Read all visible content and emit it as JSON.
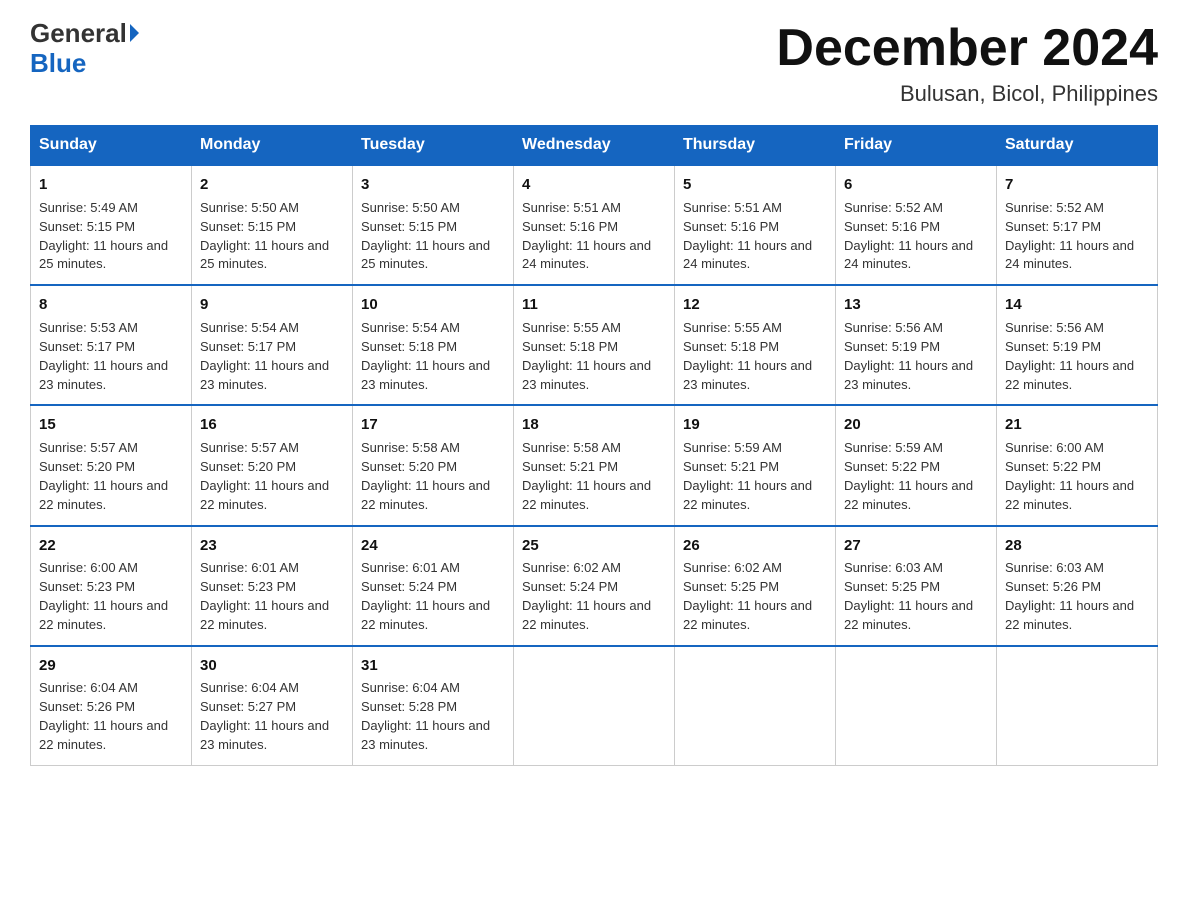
{
  "logo": {
    "general": "General",
    "blue": "Blue"
  },
  "title": "December 2024",
  "location": "Bulusan, Bicol, Philippines",
  "days_of_week": [
    "Sunday",
    "Monday",
    "Tuesday",
    "Wednesday",
    "Thursday",
    "Friday",
    "Saturday"
  ],
  "weeks": [
    [
      {
        "day": "1",
        "sunrise": "5:49 AM",
        "sunset": "5:15 PM",
        "daylight": "11 hours and 25 minutes."
      },
      {
        "day": "2",
        "sunrise": "5:50 AM",
        "sunset": "5:15 PM",
        "daylight": "11 hours and 25 minutes."
      },
      {
        "day": "3",
        "sunrise": "5:50 AM",
        "sunset": "5:15 PM",
        "daylight": "11 hours and 25 minutes."
      },
      {
        "day": "4",
        "sunrise": "5:51 AM",
        "sunset": "5:16 PM",
        "daylight": "11 hours and 24 minutes."
      },
      {
        "day": "5",
        "sunrise": "5:51 AM",
        "sunset": "5:16 PM",
        "daylight": "11 hours and 24 minutes."
      },
      {
        "day": "6",
        "sunrise": "5:52 AM",
        "sunset": "5:16 PM",
        "daylight": "11 hours and 24 minutes."
      },
      {
        "day": "7",
        "sunrise": "5:52 AM",
        "sunset": "5:17 PM",
        "daylight": "11 hours and 24 minutes."
      }
    ],
    [
      {
        "day": "8",
        "sunrise": "5:53 AM",
        "sunset": "5:17 PM",
        "daylight": "11 hours and 23 minutes."
      },
      {
        "day": "9",
        "sunrise": "5:54 AM",
        "sunset": "5:17 PM",
        "daylight": "11 hours and 23 minutes."
      },
      {
        "day": "10",
        "sunrise": "5:54 AM",
        "sunset": "5:18 PM",
        "daylight": "11 hours and 23 minutes."
      },
      {
        "day": "11",
        "sunrise": "5:55 AM",
        "sunset": "5:18 PM",
        "daylight": "11 hours and 23 minutes."
      },
      {
        "day": "12",
        "sunrise": "5:55 AM",
        "sunset": "5:18 PM",
        "daylight": "11 hours and 23 minutes."
      },
      {
        "day": "13",
        "sunrise": "5:56 AM",
        "sunset": "5:19 PM",
        "daylight": "11 hours and 23 minutes."
      },
      {
        "day": "14",
        "sunrise": "5:56 AM",
        "sunset": "5:19 PM",
        "daylight": "11 hours and 22 minutes."
      }
    ],
    [
      {
        "day": "15",
        "sunrise": "5:57 AM",
        "sunset": "5:20 PM",
        "daylight": "11 hours and 22 minutes."
      },
      {
        "day": "16",
        "sunrise": "5:57 AM",
        "sunset": "5:20 PM",
        "daylight": "11 hours and 22 minutes."
      },
      {
        "day": "17",
        "sunrise": "5:58 AM",
        "sunset": "5:20 PM",
        "daylight": "11 hours and 22 minutes."
      },
      {
        "day": "18",
        "sunrise": "5:58 AM",
        "sunset": "5:21 PM",
        "daylight": "11 hours and 22 minutes."
      },
      {
        "day": "19",
        "sunrise": "5:59 AM",
        "sunset": "5:21 PM",
        "daylight": "11 hours and 22 minutes."
      },
      {
        "day": "20",
        "sunrise": "5:59 AM",
        "sunset": "5:22 PM",
        "daylight": "11 hours and 22 minutes."
      },
      {
        "day": "21",
        "sunrise": "6:00 AM",
        "sunset": "5:22 PM",
        "daylight": "11 hours and 22 minutes."
      }
    ],
    [
      {
        "day": "22",
        "sunrise": "6:00 AM",
        "sunset": "5:23 PM",
        "daylight": "11 hours and 22 minutes."
      },
      {
        "day": "23",
        "sunrise": "6:01 AM",
        "sunset": "5:23 PM",
        "daylight": "11 hours and 22 minutes."
      },
      {
        "day": "24",
        "sunrise": "6:01 AM",
        "sunset": "5:24 PM",
        "daylight": "11 hours and 22 minutes."
      },
      {
        "day": "25",
        "sunrise": "6:02 AM",
        "sunset": "5:24 PM",
        "daylight": "11 hours and 22 minutes."
      },
      {
        "day": "26",
        "sunrise": "6:02 AM",
        "sunset": "5:25 PM",
        "daylight": "11 hours and 22 minutes."
      },
      {
        "day": "27",
        "sunrise": "6:03 AM",
        "sunset": "5:25 PM",
        "daylight": "11 hours and 22 minutes."
      },
      {
        "day": "28",
        "sunrise": "6:03 AM",
        "sunset": "5:26 PM",
        "daylight": "11 hours and 22 minutes."
      }
    ],
    [
      {
        "day": "29",
        "sunrise": "6:04 AM",
        "sunset": "5:26 PM",
        "daylight": "11 hours and 22 minutes."
      },
      {
        "day": "30",
        "sunrise": "6:04 AM",
        "sunset": "5:27 PM",
        "daylight": "11 hours and 23 minutes."
      },
      {
        "day": "31",
        "sunrise": "6:04 AM",
        "sunset": "5:28 PM",
        "daylight": "11 hours and 23 minutes."
      },
      null,
      null,
      null,
      null
    ]
  ]
}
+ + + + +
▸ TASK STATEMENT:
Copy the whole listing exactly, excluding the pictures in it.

▸ TASK RESULT:
Read all visible content and emit it as JSON.
{
  "logo": {
    "general": "General",
    "blue": "Blue"
  },
  "title": "December 2024",
  "location": "Bulusan, Bicol, Philippines",
  "days_of_week": [
    "Sunday",
    "Monday",
    "Tuesday",
    "Wednesday",
    "Thursday",
    "Friday",
    "Saturday"
  ],
  "weeks": [
    [
      {
        "day": "1",
        "sunrise": "5:49 AM",
        "sunset": "5:15 PM",
        "daylight": "11 hours and 25 minutes."
      },
      {
        "day": "2",
        "sunrise": "5:50 AM",
        "sunset": "5:15 PM",
        "daylight": "11 hours and 25 minutes."
      },
      {
        "day": "3",
        "sunrise": "5:50 AM",
        "sunset": "5:15 PM",
        "daylight": "11 hours and 25 minutes."
      },
      {
        "day": "4",
        "sunrise": "5:51 AM",
        "sunset": "5:16 PM",
        "daylight": "11 hours and 24 minutes."
      },
      {
        "day": "5",
        "sunrise": "5:51 AM",
        "sunset": "5:16 PM",
        "daylight": "11 hours and 24 minutes."
      },
      {
        "day": "6",
        "sunrise": "5:52 AM",
        "sunset": "5:16 PM",
        "daylight": "11 hours and 24 minutes."
      },
      {
        "day": "7",
        "sunrise": "5:52 AM",
        "sunset": "5:17 PM",
        "daylight": "11 hours and 24 minutes."
      }
    ],
    [
      {
        "day": "8",
        "sunrise": "5:53 AM",
        "sunset": "5:17 PM",
        "daylight": "11 hours and 23 minutes."
      },
      {
        "day": "9",
        "sunrise": "5:54 AM",
        "sunset": "5:17 PM",
        "daylight": "11 hours and 23 minutes."
      },
      {
        "day": "10",
        "sunrise": "5:54 AM",
        "sunset": "5:18 PM",
        "daylight": "11 hours and 23 minutes."
      },
      {
        "day": "11",
        "sunrise": "5:55 AM",
        "sunset": "5:18 PM",
        "daylight": "11 hours and 23 minutes."
      },
      {
        "day": "12",
        "sunrise": "5:55 AM",
        "sunset": "5:18 PM",
        "daylight": "11 hours and 23 minutes."
      },
      {
        "day": "13",
        "sunrise": "5:56 AM",
        "sunset": "5:19 PM",
        "daylight": "11 hours and 23 minutes."
      },
      {
        "day": "14",
        "sunrise": "5:56 AM",
        "sunset": "5:19 PM",
        "daylight": "11 hours and 22 minutes."
      }
    ],
    [
      {
        "day": "15",
        "sunrise": "5:57 AM",
        "sunset": "5:20 PM",
        "daylight": "11 hours and 22 minutes."
      },
      {
        "day": "16",
        "sunrise": "5:57 AM",
        "sunset": "5:20 PM",
        "daylight": "11 hours and 22 minutes."
      },
      {
        "day": "17",
        "sunrise": "5:58 AM",
        "sunset": "5:20 PM",
        "daylight": "11 hours and 22 minutes."
      },
      {
        "day": "18",
        "sunrise": "5:58 AM",
        "sunset": "5:21 PM",
        "daylight": "11 hours and 22 minutes."
      },
      {
        "day": "19",
        "sunrise": "5:59 AM",
        "sunset": "5:21 PM",
        "daylight": "11 hours and 22 minutes."
      },
      {
        "day": "20",
        "sunrise": "5:59 AM",
        "sunset": "5:22 PM",
        "daylight": "11 hours and 22 minutes."
      },
      {
        "day": "21",
        "sunrise": "6:00 AM",
        "sunset": "5:22 PM",
        "daylight": "11 hours and 22 minutes."
      }
    ],
    [
      {
        "day": "22",
        "sunrise": "6:00 AM",
        "sunset": "5:23 PM",
        "daylight": "11 hours and 22 minutes."
      },
      {
        "day": "23",
        "sunrise": "6:01 AM",
        "sunset": "5:23 PM",
        "daylight": "11 hours and 22 minutes."
      },
      {
        "day": "24",
        "sunrise": "6:01 AM",
        "sunset": "5:24 PM",
        "daylight": "11 hours and 22 minutes."
      },
      {
        "day": "25",
        "sunrise": "6:02 AM",
        "sunset": "5:24 PM",
        "daylight": "11 hours and 22 minutes."
      },
      {
        "day": "26",
        "sunrise": "6:02 AM",
        "sunset": "5:25 PM",
        "daylight": "11 hours and 22 minutes."
      },
      {
        "day": "27",
        "sunrise": "6:03 AM",
        "sunset": "5:25 PM",
        "daylight": "11 hours and 22 minutes."
      },
      {
        "day": "28",
        "sunrise": "6:03 AM",
        "sunset": "5:26 PM",
        "daylight": "11 hours and 22 minutes."
      }
    ],
    [
      {
        "day": "29",
        "sunrise": "6:04 AM",
        "sunset": "5:26 PM",
        "daylight": "11 hours and 22 minutes."
      },
      {
        "day": "30",
        "sunrise": "6:04 AM",
        "sunset": "5:27 PM",
        "daylight": "11 hours and 23 minutes."
      },
      {
        "day": "31",
        "sunrise": "6:04 AM",
        "sunset": "5:28 PM",
        "daylight": "11 hours and 23 minutes."
      },
      null,
      null,
      null,
      null
    ]
  ]
}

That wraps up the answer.